Found via Kottke, here’s an excellent timeline of the idea of remote work and digital nomadism. The idea has been around for a long time – the timeline starts in 1964, with Arthur C. Clarke predicting it (well before it was broadly feasible – it’s sort of remarkable how much some of those 50’s and 60’s futurists managed to nail it). It’s been a long time coming, and while it’s not for everyone, the pandemic certainly gave many more people the chance to try it out. (It’s an imperfect trial, since being in quarantine and many places in lockdown isn’t necessarily indicative of what it would be like if you didn’t have that restriction and background stress.)
It’s unsurprising but sad that many companies are already insisting people come back to the office, despite it: a) arguably being too early given vaccination rates, new infections, and variants; b) not being necessary, based on general productivity gains and losses compared to in-office; c) not being what their employees want, many of whom seem to prefer either remote or a hybrid of in-office and remote. (Personally, I’m quite happy working remotely 90% of the time, but recognize that it’s useful to get some real face time, too. Anecdotally, I seem to do best when I’m off remote most of the time, then go into the office maybe once or twice a week. I’d be interested in trying out something like being primarily remote and then coming to work from the office for a week or two maybe once a quarter or a few times a year.)

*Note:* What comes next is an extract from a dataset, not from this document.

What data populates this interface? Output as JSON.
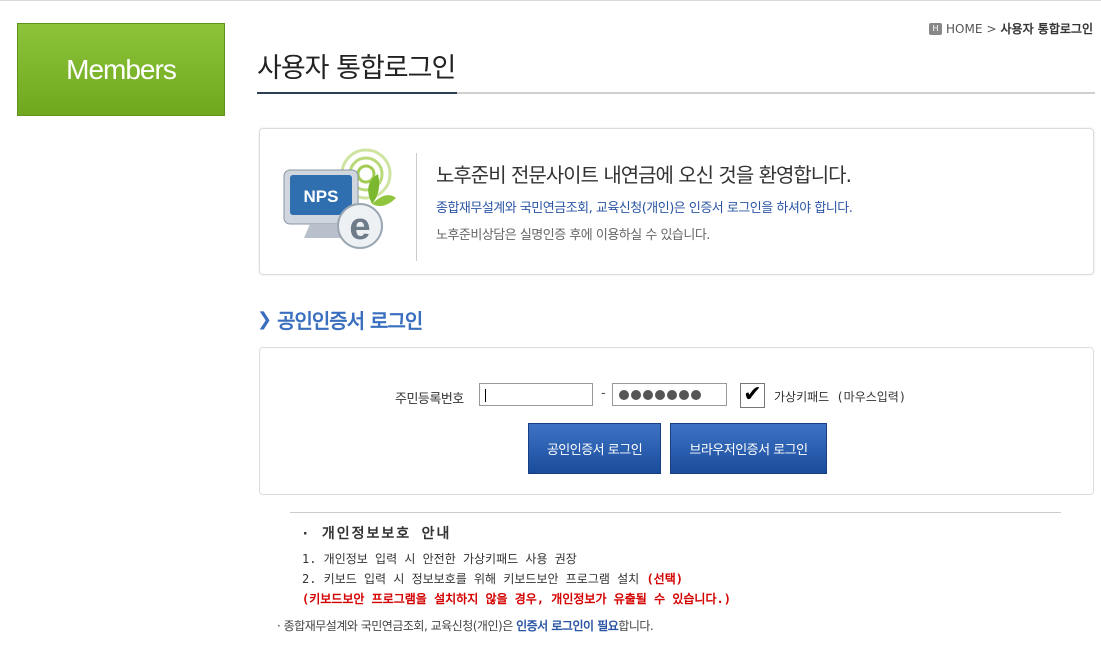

Anyway, definitely some food for thought, and interesting to see the sort of evolution and adoption of digital nomad lifestyles across the past few decades.